Château Lafon-Rochet AOC Saint Estèphe – From the start, vivid dark fruit juiciness and ripeness but with a fine frame of suave and very present tannin (this is a baby).  I love the “amplitude”, the palate density, too.  It has already softened since the barrel tasting, and it comes across rather approachable and refined.  The quality is excellent and well worth the $50 tax-included price tag in the U.S.  94+ ($50)

Château Léoville Las Cases AOC Saint Julien – Think of Cohiba Esplendido – or another top cigar – and here it is, on the nose.  The wine takes the best characteristics of 2018 – veritably opulent and dense – but includes much impressive finesse and elegance and delectable sap.  Sure, full body, but never too much, ending with pristine, precise and persistent length.  In short, a Top Ten bottle of 2018, with (stiff) competition from the First Growths (all re-tasted except for Latour).  Yet more proof that Las Cases qualifies for First Growth status.  2018 easily rivals the superb 2016.  While tasting from barrel last year, director Pierre Graffeuille mused that the concentration was such – typically the estate uses about 10% press wine, but only 2.3% was used to make the 2019 – that he considered aging the wine in oak longer than usual, up to 20 months.  But fears of too much oak tannin extraction from rather high alcohol wine, clocking in at just under 14.5%, led them to stick with 18 months aging.  Indeed, remarkable freshness, too, for this vintage.  99 ($250, not including tax)

Château Lilian Ladouys AOC Saint Estèphe – Similar experience to positive impressions when tasted along with other Cru Bourgeois wines.  This is quite tasty, with a rich, opulent nose of strawberry and plum fruit, la baie du mur, with smooth and juicy texture.  As experienced from barrel, a tannic edge that reflects the image of Saint Estèphe and that is a good sign, leading to a juicy finish.  93 ($24)

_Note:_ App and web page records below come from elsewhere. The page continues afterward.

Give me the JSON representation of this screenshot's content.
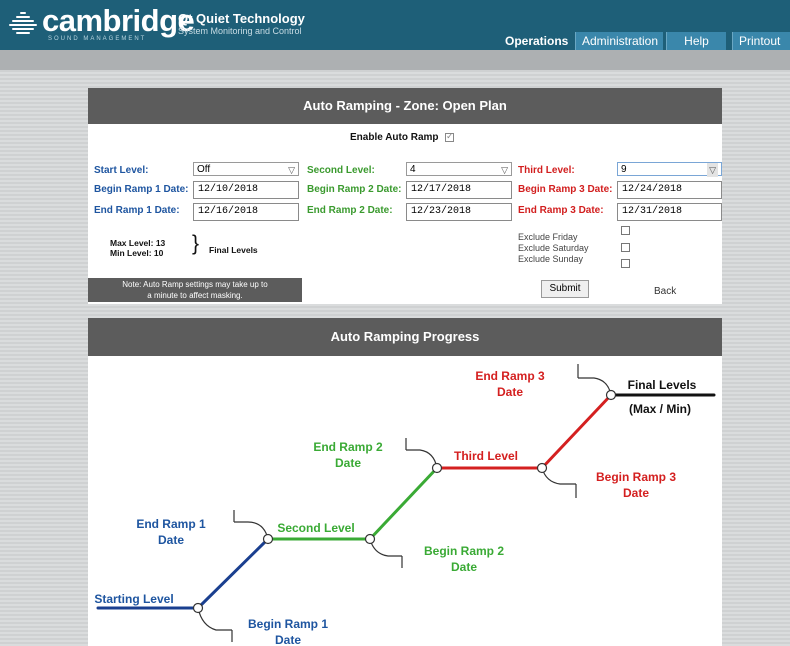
{
  "header": {
    "brand": "cambridge",
    "brand_sub": "SOUND MANAGEMENT",
    "product": "Qt Quiet Technology",
    "product_sub": "System Monitoring and Control",
    "nav": [
      "Operations",
      "Administration",
      "Help",
      "Printout"
    ],
    "active_nav": "Operations",
    "colors": {
      "topbar": "#1e5f78",
      "tab": "#3a87ab"
    }
  },
  "settings": {
    "title": "Auto Ramping - Zone: Open Plan",
    "enable_label": "Enable Auto Ramp",
    "enable_checked": true,
    "start_level_label": "Start Level:",
    "start_level": "Off",
    "second_level_label": "Second Level:",
    "second_level": "4",
    "third_level_label": "Third Level:",
    "third_level": "9",
    "begin1_label": "Begin Ramp 1 Date:",
    "begin1": "12/10/2018",
    "begin2_label": "Begin Ramp 2 Date:",
    "begin2": "12/17/2018",
    "begin3_label": "Begin Ramp 3 Date:",
    "begin3": "12/24/2018",
    "end1_label": "End Ramp 1 Date:",
    "end1": "12/16/2018",
    "end2_label": "End Ramp 2 Date:",
    "end2": "12/23/2018",
    "end3_label": "End Ramp 3 Date:",
    "end3": "12/31/2018",
    "max_level": "Max Level: 13",
    "min_level": "Min Level: 10",
    "brace": "}",
    "final_levels": "Final Levels",
    "exclude_friday": "Exclude Friday",
    "exclude_saturday": "Exclude Saturday",
    "exclude_sunday": "Exclude Sunday",
    "note_line1": "Note: Auto Ramp settings may take up to",
    "note_line2": "a minute to affect masking.",
    "submit": "Submit",
    "back": "Back",
    "colors": {
      "ramp1": "#1e55a0",
      "ramp2": "#3a9a2e",
      "ramp3": "#d21e1e"
    }
  },
  "progress": {
    "title": "Auto Ramping Progress",
    "end_ramp_3": [
      "End Ramp 3",
      "Date"
    ],
    "final_levels": "Final Levels",
    "max_min": "(Max / Min)",
    "end_ramp_2": [
      "End Ramp 2",
      "Date"
    ],
    "third_level": "Third Level",
    "begin_ramp_3": [
      "Begin Ramp 3",
      "Date"
    ],
    "end_ramp_1": [
      "End Ramp 1",
      "Date"
    ],
    "second_level": "Second Level",
    "begin_ramp_2": [
      "Begin Ramp 2",
      "Date"
    ],
    "starting_level": "Starting Level",
    "begin_ramp_1": [
      "Begin Ramp 1",
      "Date"
    ]
  }
}
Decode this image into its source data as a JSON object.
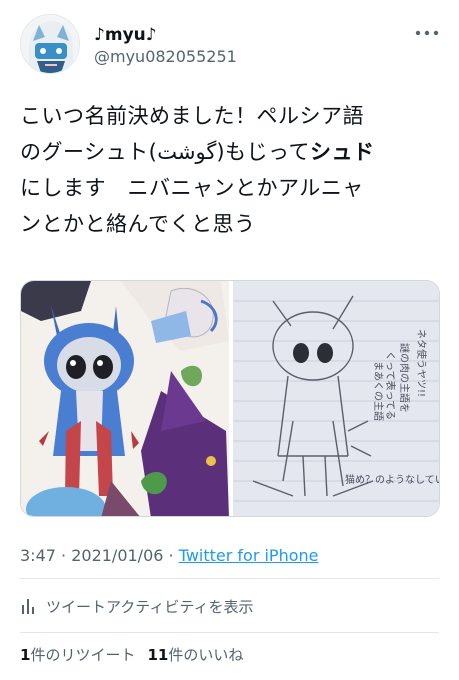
{
  "author": {
    "display_name": "♪myu♪",
    "handle": "@myu082055251"
  },
  "tweet": {
    "line1": "こいつ名前決めました！ペルシア語",
    "line2_pre": "のグーシュト(گوشت)もじって",
    "line2_bold": "シュド",
    "line3": "にします　ニバニャンとかアルニャ",
    "line4": "ンとかと絡んでくと思う"
  },
  "meta": {
    "time": "3:47",
    "sep1": " · ",
    "date": "2021/01/06",
    "sep2": " · ",
    "source": "Twitter for iPhone"
  },
  "activity_label": "ツイートアクティビティを表示",
  "stats": {
    "retweets_count": "1",
    "retweets_label": "件のリツイート",
    "likes_count": "11",
    "likes_label": "件のいいね"
  },
  "sketch_notes": [
    "ネタ使うヤツ!!",
    "謎の肉の主語を",
    "くって表ってる",
    "まあくの主語",
    "猫め？のようなしてい"
  ],
  "icons": [
    "avatar",
    "more-icon",
    "activity-icon"
  ],
  "colors": {
    "link": "#1d9bf0",
    "secondary": "#536471",
    "divider": "#e1e6ea"
  }
}
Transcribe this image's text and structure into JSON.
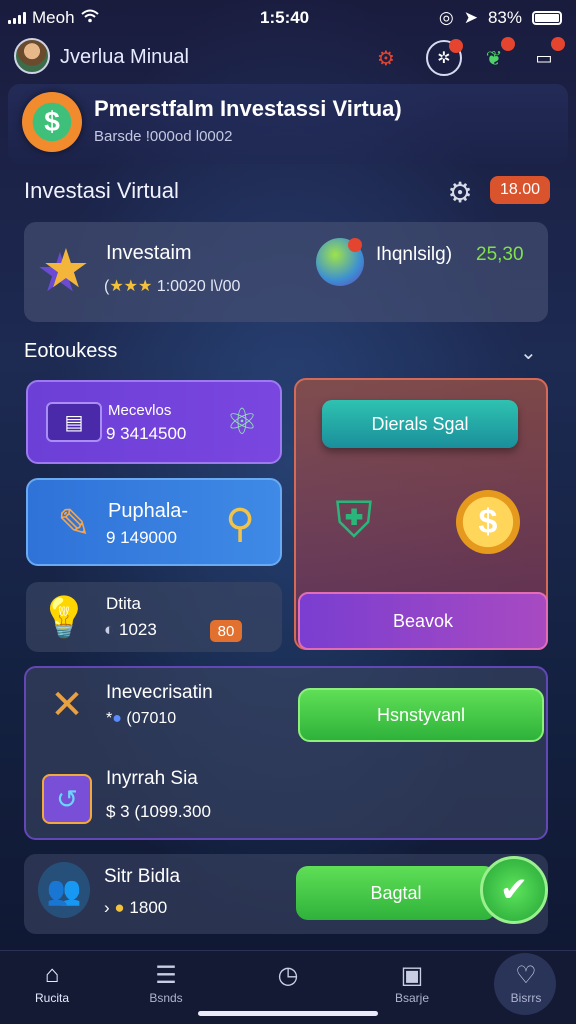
{
  "status_bar": {
    "carrier": "Meoh",
    "time": "1:5:40",
    "battery": "83%"
  },
  "app_bar": {
    "title": "Jverlua Minual",
    "icons": [
      "robot-icon",
      "compass-icon",
      "leaf-icon",
      "chat-icon"
    ]
  },
  "header": {
    "title": "Pmerstfalm Investassi Virtua)",
    "subtitle": "Barsde !000od l0002"
  },
  "section": {
    "title": "Investasi Virtual",
    "badge": "18.00"
  },
  "investment": {
    "title": "Investaim",
    "stars": "★★★",
    "subtitle_prefix": "(",
    "subtitle": "1:0020 l\\/00",
    "right_label": "Ihqnlsilg)",
    "right_value": "25,30",
    "value_color": "#7fe24a"
  },
  "list_header": {
    "title": "Eotoukess"
  },
  "tiles": {
    "purple": {
      "title": "Mecevlos",
      "value": "9 3414500"
    },
    "blue": {
      "title": "Puphala-",
      "value": "9 149000"
    },
    "dark": {
      "title": "Dtita",
      "value": "1023",
      "badge": "80"
    }
  },
  "panel": {
    "top_button": "Dierals Sgal",
    "bottom_button": "Beavok"
  },
  "lower_card": {
    "item1_title": "Inevecrisatin",
    "item1_value": "(07010",
    "item2_title": "Inyrrah Sia",
    "item2_value": "$ 3 (1099.300",
    "action_button": "Hsnstyvanl"
  },
  "bottom_card": {
    "title": "Sitr Bidla",
    "value": "1800",
    "action_button": "Bagtal"
  },
  "tabbar": {
    "tabs": [
      {
        "label": "Rucita",
        "icon": "home-icon"
      },
      {
        "label": "Bsnds",
        "icon": "list-icon"
      },
      {
        "label": "",
        "icon": "clock-icon"
      },
      {
        "label": "Bsarje",
        "icon": "camera-icon"
      },
      {
        "label": "Bisrrs",
        "icon": "heart-icon"
      }
    ]
  },
  "colors": {
    "accent_orange": "#d9542c",
    "accent_green": "#2fb23b",
    "accent_purple": "#7a3ed0"
  }
}
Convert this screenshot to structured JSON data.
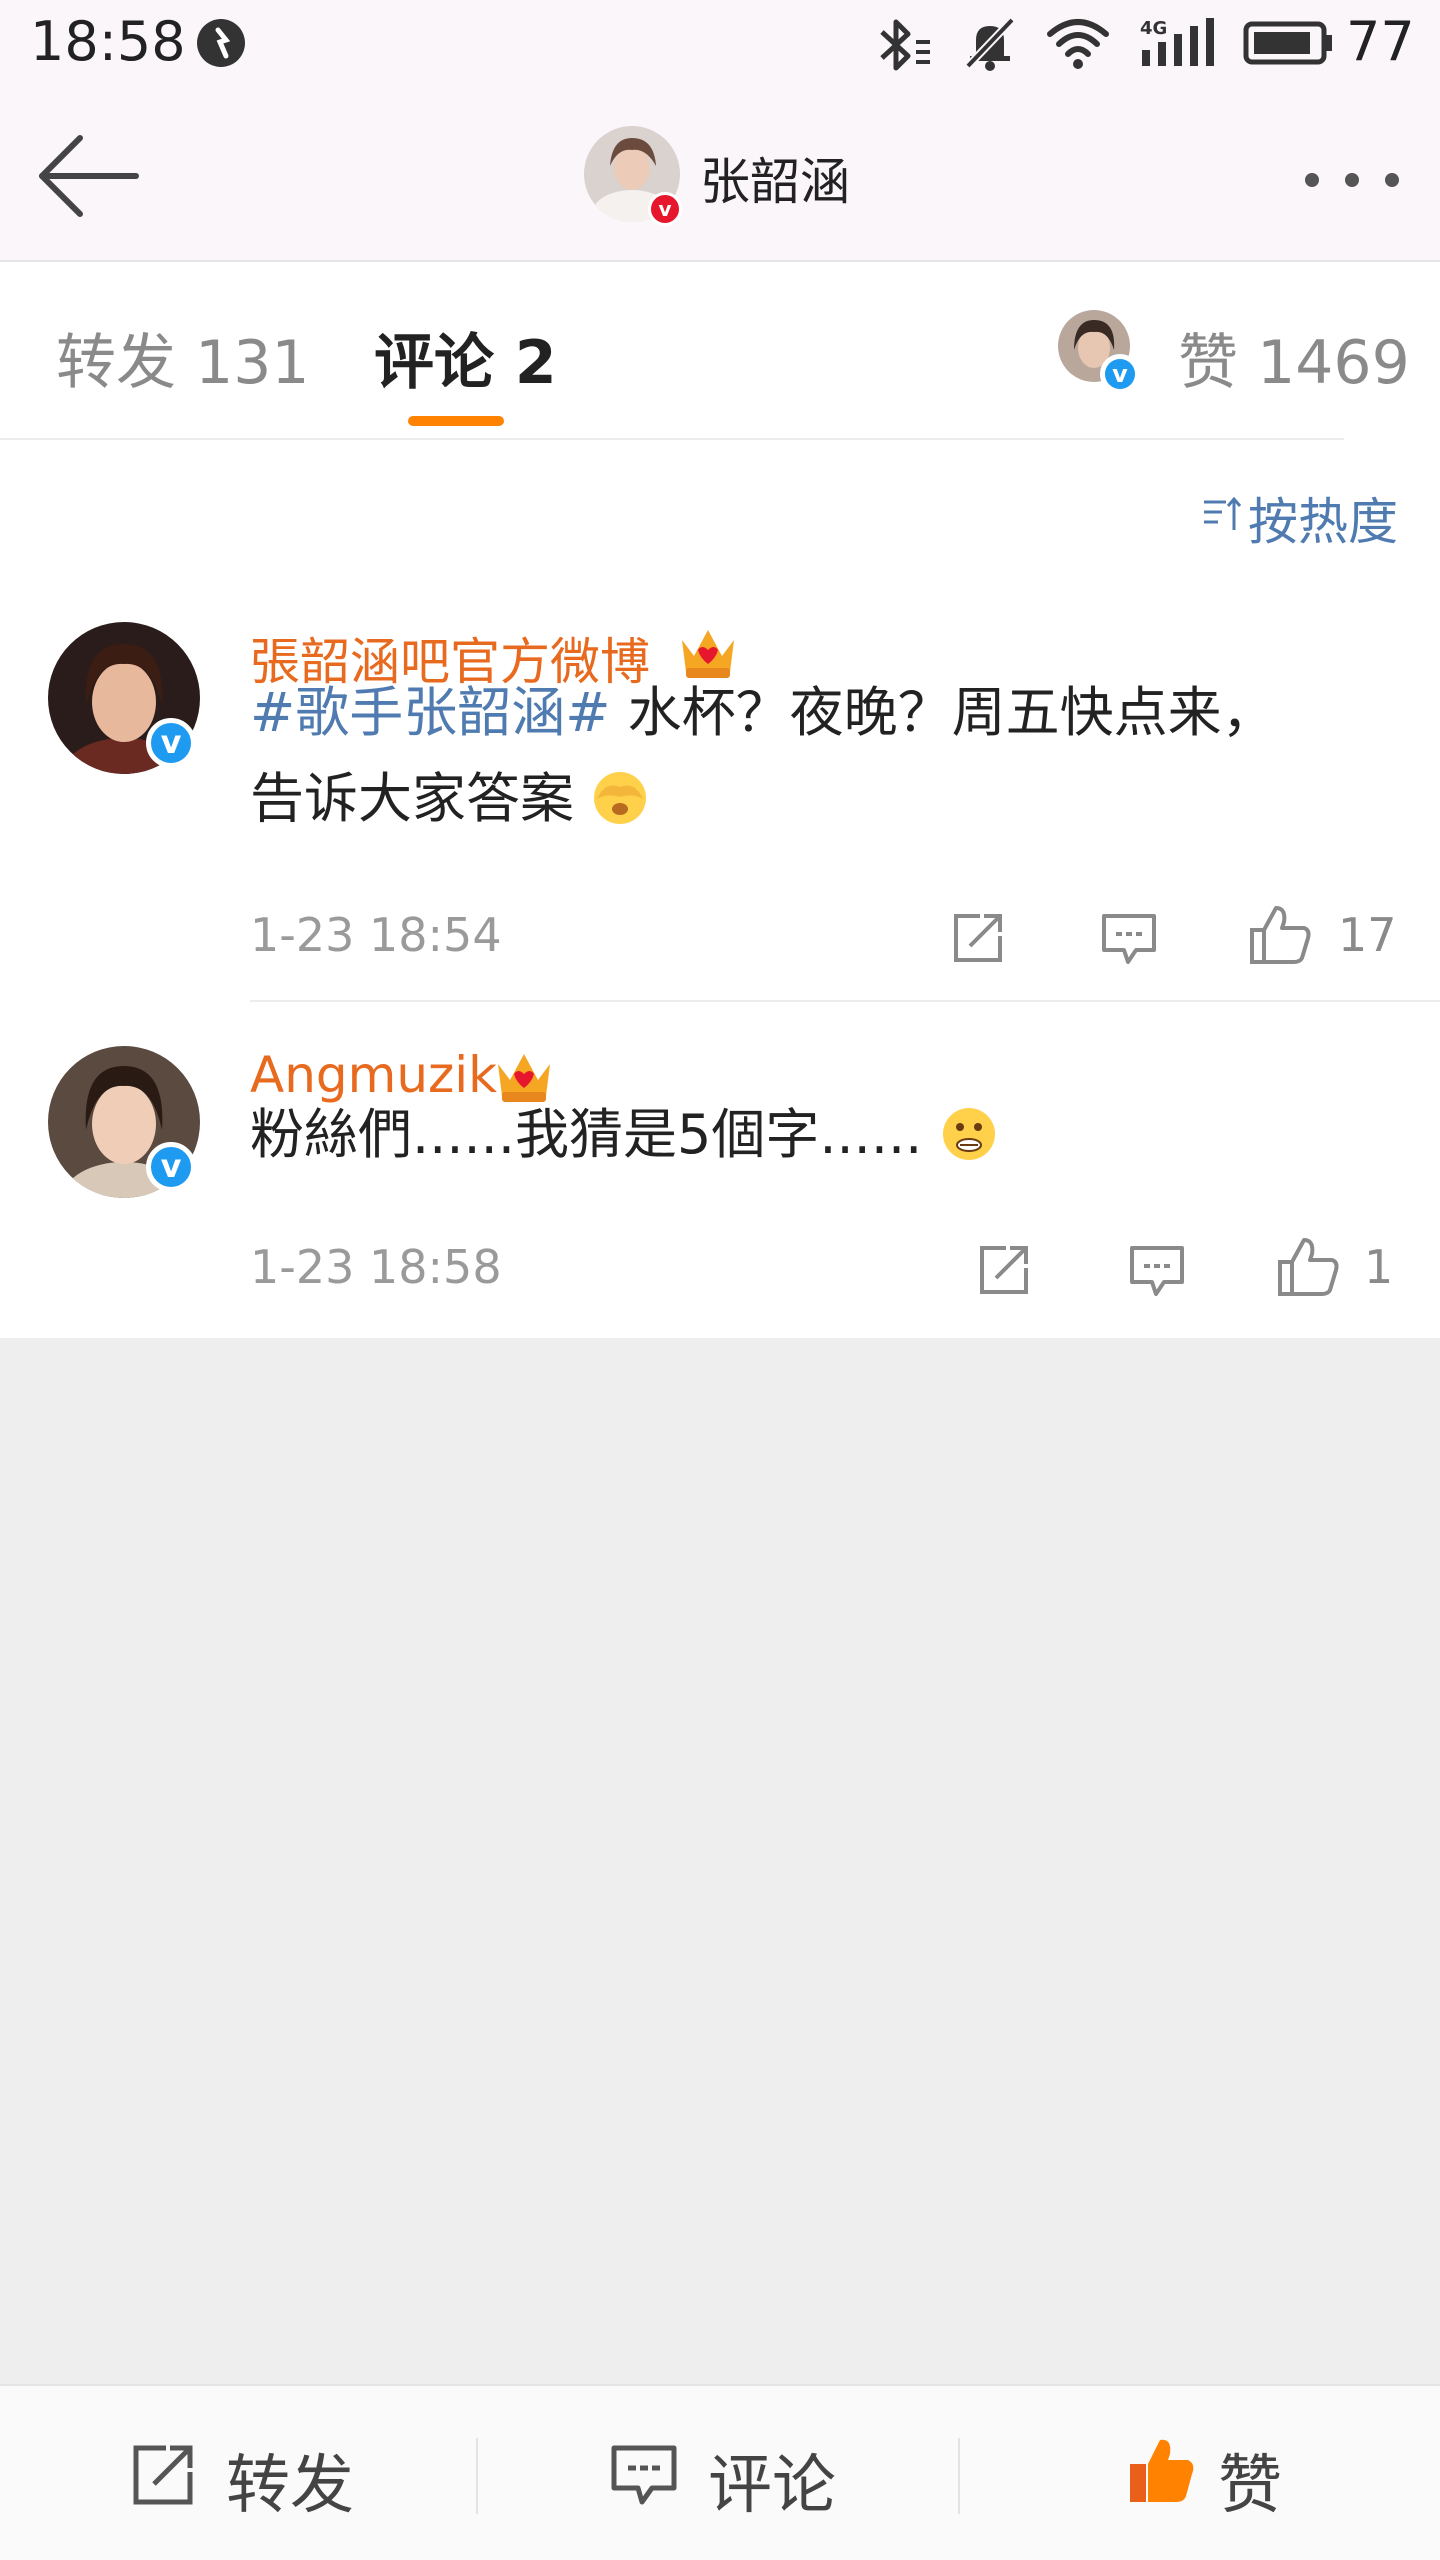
{
  "status_bar": {
    "time": "18:58",
    "battery_level": "77",
    "icons": [
      "notification-icon",
      "bluetooth-icon",
      "mute-icon",
      "wifi-icon",
      "signal-4g-icon",
      "battery-icon"
    ]
  },
  "header": {
    "title": "张韶涵",
    "back_icon": "back-arrow-icon",
    "more_icon": "more-dots-icon"
  },
  "tabs": [
    {
      "label": "转发 131",
      "active": false
    },
    {
      "label": "评论 2",
      "active": true
    }
  ],
  "likes_tab": {
    "label": "赞 1469"
  },
  "sort": {
    "label": "按热度"
  },
  "comments": [
    {
      "username": "張韶涵吧官方微博",
      "hashtag": "#歌手张韶涵#",
      "text_line1": " 水杯？夜晚？周五快点来，",
      "text_line2": "告诉大家答案",
      "time": "1-23 18:54",
      "likes": "17"
    },
    {
      "username": "Angmuzik",
      "hashtag": "",
      "text_line1": "粉絲們......我猜是5個字......",
      "text_line2": "",
      "time": "1-23 18:58",
      "likes": "1"
    }
  ],
  "bottom_bar": {
    "repost": "转发",
    "comment": "评论",
    "like": "赞"
  },
  "colors": {
    "accent": "#ff8200",
    "username": "#e86a1f",
    "link": "#4f7bb0",
    "verified": "#1e9bf0"
  }
}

Château Lynch Bages AOC Pauillac – Tasted blind and somehow I guessed … Lynch Bages (while not guessing so well with the others).  And, by golly, it comes along strong in bottle.  The slight austerity of the tannin is gone, replaced by tannic power and edge, but smoother.  And you get floral and dark red fruit aromatics, the cassis to be sure from the Cabernet Sauvignon.  The nose is pleasingly expressive, with a palate of density and excellent length.  I get the feeling that this blend of 72% Cabernet Sauvignon, 19% Merlot, 6% Cabernet Franc and 3% Petit Verdot that was aged 18 months in 75% new oak is a younger version of the 1990.  A great wine.  96+ ($125)